The scientists want to continue their research on the topic, because it is not yet clear, whether the bacteria found in the flies are viable. “If we can confirm that the flies transmit viable bacteria and that infected monkeys act as a nonhuman reservoir, there will always be cases of yaws even if the disease is apparently eradicated due to medicine and hygienic measures”, says Knauf.
Sascha Knauf, Jane Raphael, Oriol Mitjà, Inyasi A. V. Lejora, Idrissa S. Chuma, Emmanuel K. Batamuzi, Julius D. Keyyu, Robert Fyumagwa, Simone Lüert, Charmie Godornes, Hsi Liu, Christiane Schwarz, David Smajs, Philippe Grange, Dietmar Zinner, Christian Roos, Sheila A. Lukehart (2016): Isolation of Treponema DNA from necrophagous flies in a natural ecosystem.
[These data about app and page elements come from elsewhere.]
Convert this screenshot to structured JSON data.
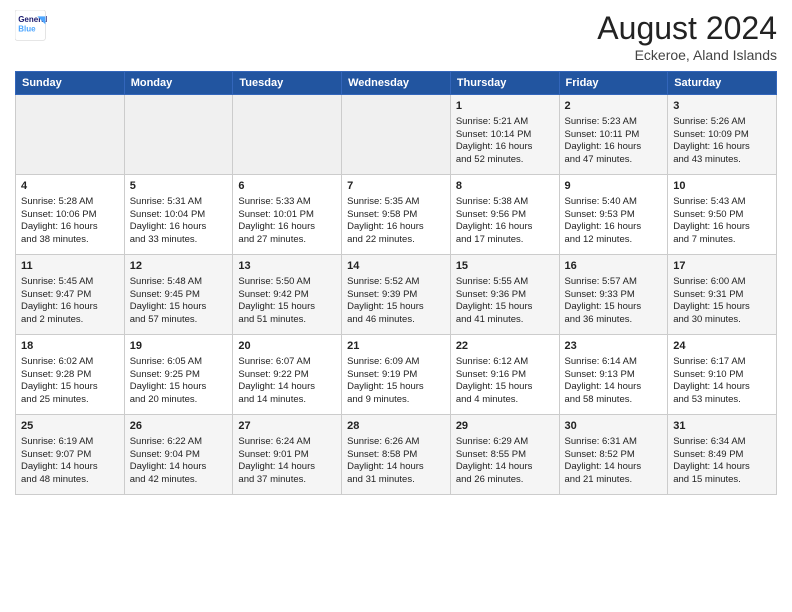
{
  "logo": {
    "line1": "General",
    "line2": "Blue"
  },
  "title": "August 2024",
  "subtitle": "Eckeroe, Aland Islands",
  "days_of_week": [
    "Sunday",
    "Monday",
    "Tuesday",
    "Wednesday",
    "Thursday",
    "Friday",
    "Saturday"
  ],
  "weeks": [
    [
      {
        "day": "",
        "content": ""
      },
      {
        "day": "",
        "content": ""
      },
      {
        "day": "",
        "content": ""
      },
      {
        "day": "",
        "content": ""
      },
      {
        "day": "1",
        "content": "Sunrise: 5:21 AM\nSunset: 10:14 PM\nDaylight: 16 hours\nand 52 minutes."
      },
      {
        "day": "2",
        "content": "Sunrise: 5:23 AM\nSunset: 10:11 PM\nDaylight: 16 hours\nand 47 minutes."
      },
      {
        "day": "3",
        "content": "Sunrise: 5:26 AM\nSunset: 10:09 PM\nDaylight: 16 hours\nand 43 minutes."
      }
    ],
    [
      {
        "day": "4",
        "content": "Sunrise: 5:28 AM\nSunset: 10:06 PM\nDaylight: 16 hours\nand 38 minutes."
      },
      {
        "day": "5",
        "content": "Sunrise: 5:31 AM\nSunset: 10:04 PM\nDaylight: 16 hours\nand 33 minutes."
      },
      {
        "day": "6",
        "content": "Sunrise: 5:33 AM\nSunset: 10:01 PM\nDaylight: 16 hours\nand 27 minutes."
      },
      {
        "day": "7",
        "content": "Sunrise: 5:35 AM\nSunset: 9:58 PM\nDaylight: 16 hours\nand 22 minutes."
      },
      {
        "day": "8",
        "content": "Sunrise: 5:38 AM\nSunset: 9:56 PM\nDaylight: 16 hours\nand 17 minutes."
      },
      {
        "day": "9",
        "content": "Sunrise: 5:40 AM\nSunset: 9:53 PM\nDaylight: 16 hours\nand 12 minutes."
      },
      {
        "day": "10",
        "content": "Sunrise: 5:43 AM\nSunset: 9:50 PM\nDaylight: 16 hours\nand 7 minutes."
      }
    ],
    [
      {
        "day": "11",
        "content": "Sunrise: 5:45 AM\nSunset: 9:47 PM\nDaylight: 16 hours\nand 2 minutes."
      },
      {
        "day": "12",
        "content": "Sunrise: 5:48 AM\nSunset: 9:45 PM\nDaylight: 15 hours\nand 57 minutes."
      },
      {
        "day": "13",
        "content": "Sunrise: 5:50 AM\nSunset: 9:42 PM\nDaylight: 15 hours\nand 51 minutes."
      },
      {
        "day": "14",
        "content": "Sunrise: 5:52 AM\nSunset: 9:39 PM\nDaylight: 15 hours\nand 46 minutes."
      },
      {
        "day": "15",
        "content": "Sunrise: 5:55 AM\nSunset: 9:36 PM\nDaylight: 15 hours\nand 41 minutes."
      },
      {
        "day": "16",
        "content": "Sunrise: 5:57 AM\nSunset: 9:33 PM\nDaylight: 15 hours\nand 36 minutes."
      },
      {
        "day": "17",
        "content": "Sunrise: 6:00 AM\nSunset: 9:31 PM\nDaylight: 15 hours\nand 30 minutes."
      }
    ],
    [
      {
        "day": "18",
        "content": "Sunrise: 6:02 AM\nSunset: 9:28 PM\nDaylight: 15 hours\nand 25 minutes."
      },
      {
        "day": "19",
        "content": "Sunrise: 6:05 AM\nSunset: 9:25 PM\nDaylight: 15 hours\nand 20 minutes."
      },
      {
        "day": "20",
        "content": "Sunrise: 6:07 AM\nSunset: 9:22 PM\nDaylight: 14 hours\nand 14 minutes."
      },
      {
        "day": "21",
        "content": "Sunrise: 6:09 AM\nSunset: 9:19 PM\nDaylight: 15 hours\nand 9 minutes."
      },
      {
        "day": "22",
        "content": "Sunrise: 6:12 AM\nSunset: 9:16 PM\nDaylight: 15 hours\nand 4 minutes."
      },
      {
        "day": "23",
        "content": "Sunrise: 6:14 AM\nSunset: 9:13 PM\nDaylight: 14 hours\nand 58 minutes."
      },
      {
        "day": "24",
        "content": "Sunrise: 6:17 AM\nSunset: 9:10 PM\nDaylight: 14 hours\nand 53 minutes."
      }
    ],
    [
      {
        "day": "25",
        "content": "Sunrise: 6:19 AM\nSunset: 9:07 PM\nDaylight: 14 hours\nand 48 minutes."
      },
      {
        "day": "26",
        "content": "Sunrise: 6:22 AM\nSunset: 9:04 PM\nDaylight: 14 hours\nand 42 minutes."
      },
      {
        "day": "27",
        "content": "Sunrise: 6:24 AM\nSunset: 9:01 PM\nDaylight: 14 hours\nand 37 minutes."
      },
      {
        "day": "28",
        "content": "Sunrise: 6:26 AM\nSunset: 8:58 PM\nDaylight: 14 hours\nand 31 minutes."
      },
      {
        "day": "29",
        "content": "Sunrise: 6:29 AM\nSunset: 8:55 PM\nDaylight: 14 hours\nand 26 minutes."
      },
      {
        "day": "30",
        "content": "Sunrise: 6:31 AM\nSunset: 8:52 PM\nDaylight: 14 hours\nand 21 minutes."
      },
      {
        "day": "31",
        "content": "Sunrise: 6:34 AM\nSunset: 8:49 PM\nDaylight: 14 hours\nand 15 minutes."
      }
    ]
  ]
}
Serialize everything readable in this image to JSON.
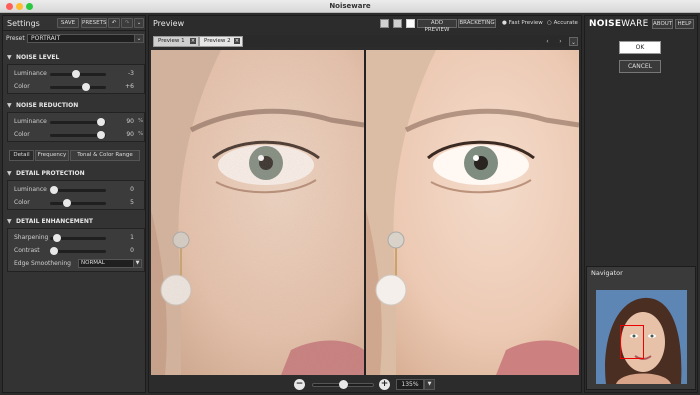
{
  "window": {
    "title": "Noiseware"
  },
  "settings": {
    "title": "Settings",
    "save_label": "SAVE",
    "presets_label": "PRESETS",
    "preset_label": "Preset",
    "preset_value": "PORTRAIT"
  },
  "noise_level": {
    "title": "NOISE LEVEL",
    "rows": [
      {
        "label": "Luminance",
        "value": "-3",
        "level": 0.42
      },
      {
        "label": "Color",
        "value": "+6",
        "level": 0.62
      }
    ]
  },
  "noise_reduction": {
    "title": "NOISE REDUCTION",
    "rows": [
      {
        "label": "Luminance",
        "value": "90",
        "unit": "%",
        "level": 0.9
      },
      {
        "label": "Color",
        "value": "90",
        "unit": "%",
        "level": 0.9
      }
    ]
  },
  "detail_tabs": [
    "Detail",
    "Frequency",
    "Tonal & Color Range"
  ],
  "detail_protection": {
    "title": "DETAIL PROTECTION",
    "rows": [
      {
        "label": "Luminance",
        "value": "0",
        "level": 0.0
      },
      {
        "label": "Color",
        "value": "5",
        "level": 0.25
      }
    ]
  },
  "detail_enhancement": {
    "title": "DETAIL ENHANCEMENT",
    "rows": [
      {
        "label": "Sharpening",
        "value": "1",
        "level": 0.05
      },
      {
        "label": "Contrast",
        "value": "0",
        "level": 0.0
      }
    ],
    "edge_label": "Edge Smoothening",
    "edge_value": "NORMAL"
  },
  "preview": {
    "title": "Preview",
    "add_preview": "ADD PREVIEW",
    "bracketing": "BRACKETING",
    "fast_preview": "Fast Preview",
    "accurate": "Accurate",
    "tabs": [
      "Preview 1",
      "Preview 2"
    ],
    "zoom": "135%",
    "zoom_level": 0.5
  },
  "brand": {
    "bold": "NOISE",
    "rest": "WARE 5"
  },
  "right": {
    "about": "ABOUT",
    "help": "HELP",
    "ok": "OK",
    "cancel": "CANCEL",
    "navigator": "Navigator"
  },
  "colors": {
    "accent_red": "#e00000",
    "panel": "#3b3b3b"
  }
}
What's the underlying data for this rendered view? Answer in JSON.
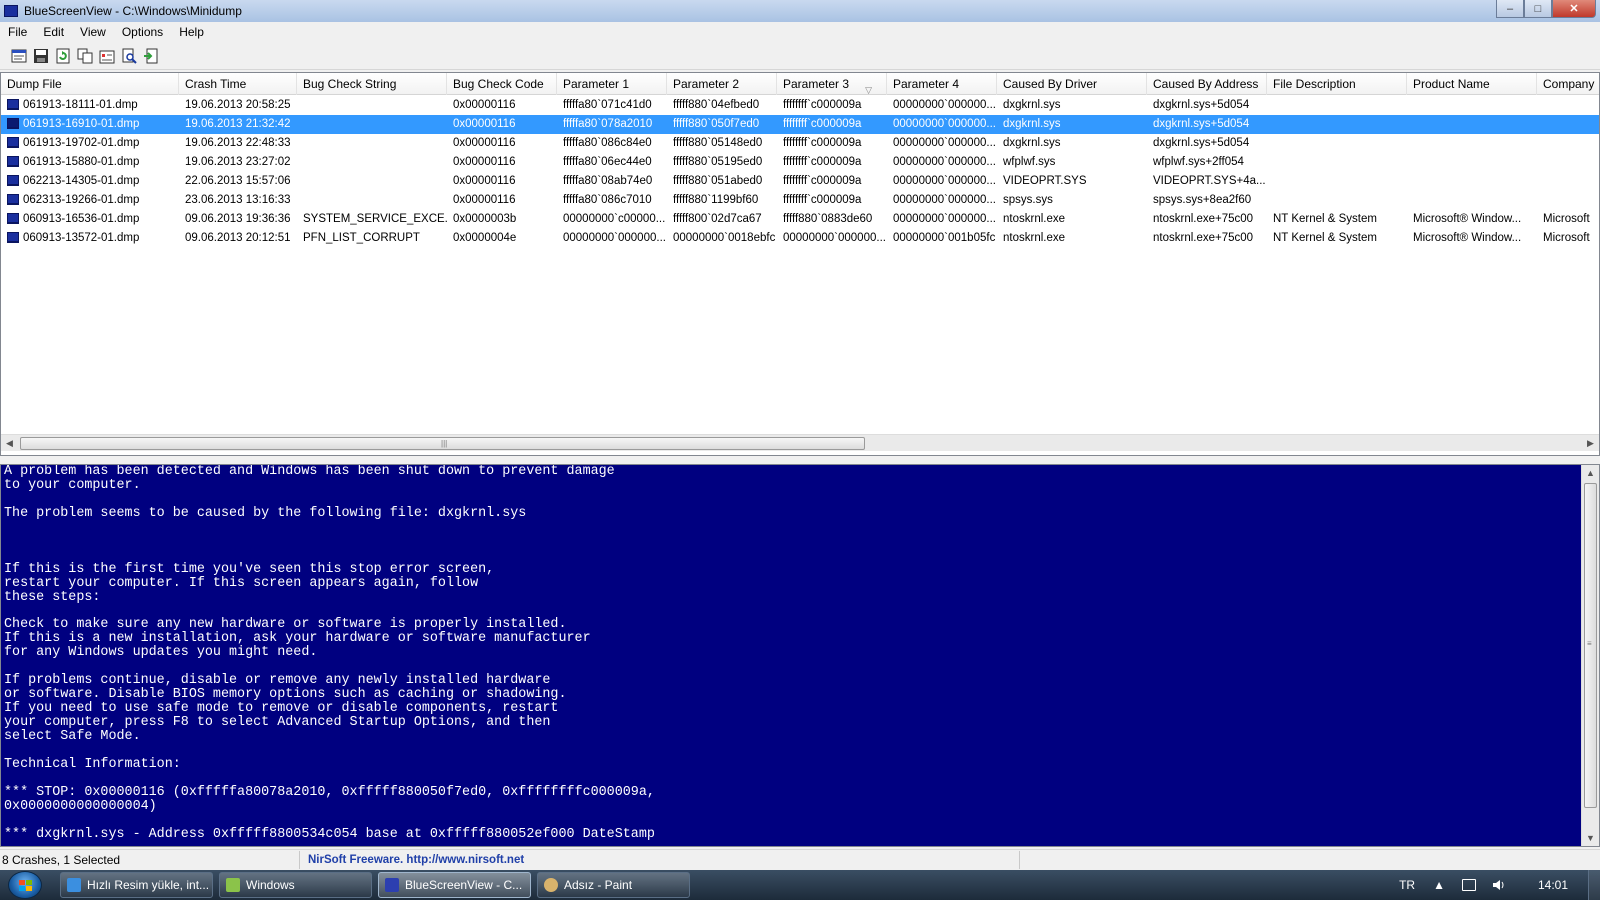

EBioMedicine, doi: 10.1016/j.ebiom.2016.07.033, http://www.ebiomedicine.com/article/S2352-3964(16)30343-7/fulltext
Contact and notes for editors
Dr. Sascha Knauf
Tel.: +49 551 3851-259, E-mail: email@example.com
Dr. Susanne Diederich (Communication)
Tel.: +49 551 3851-359, E-mail: firstname.lastname@example.org
The German Primate Center (DPZ) – Leibniz Institute for Primate Research conducts biological and biomedical research on and with primates in the fields of infection research, neuroscience and primate biology. In addition, it operates four field stations in the tropics and is a reference and service center for all aspects of primate research. The DPZ is one of the 88 research and infrastructure institutes of the Leibniz Association in Germany.
Dr. Susanne Diederich | idw - Informationsdienst Wissenschaft
First time-lapse footage of cell activity during limb regeneration
25.10.2016 | eLife
Phenotype at the push of a button
25.10.2016 | Institut für Pflanzenbiochemie
Ultrafast lasers have introduced new possibilities in engraving ultrafine structures, and scientists are now also investigating how to use them to etch microstructures into thin glass. There are possible applications in analytics (lab on a chip) and especially in electronics and the consumer sector, where great interest has been shown.
This new method was born of a surprising phenomenon: irradiating glass in a particular way with an ultrafast laser has the effect of making the glass up to a...
Terahertz excitation of selected crystal vibrations leads to an effective magnetic field that drives coherent spin motion
Controlling functional properties by light is one of the grand goals in modern condensed matter physics and materials science. A new study now demonstrates how...
Researchers from the Institute for Quantum Computing (IQC) at the University of Waterloo led the development of a new extensible wiring technique capable of controlling superconducting quantum bits, representing a significant step towards to the realization of a scalable quantum computer.
"The quantum socket is a wiring method that uses three-dimensional wires based on spring-loaded pins to address individual qubits," said Jeremy Béjanin, a PhD...
In a paper in Scientific Reports, a research team at Worcester Polytechnic Institute describes a novel light-activated phenomenon that could become the basis for applications as diverse as microscopic robotic grippers and more efficient solar cells.
A research team at Worcester Polytechnic Institute (WPI) has developed a revolutionary, light-activated semiconductor nanocomposite material that can be used...
By forcefully embedding two silicon atoms in a diamond matrix, Sandia researchers have demonstrated for the first time on a single chip all the components needed to create a quantum bridge to link quantum computers together.
"People have already built small quantum computers," says Sandia researcher Ryan Camacho. "Maybe the first useful one won't be a single giant quantum computer...
14.10.2016 | Event News
14.10.2016 | Event News
12.10.2016 | Event News
25.10.2016 | Earth Sciences
25.10.2016 | Power and Electrical Engineering
25.10.2016 | Process Engineering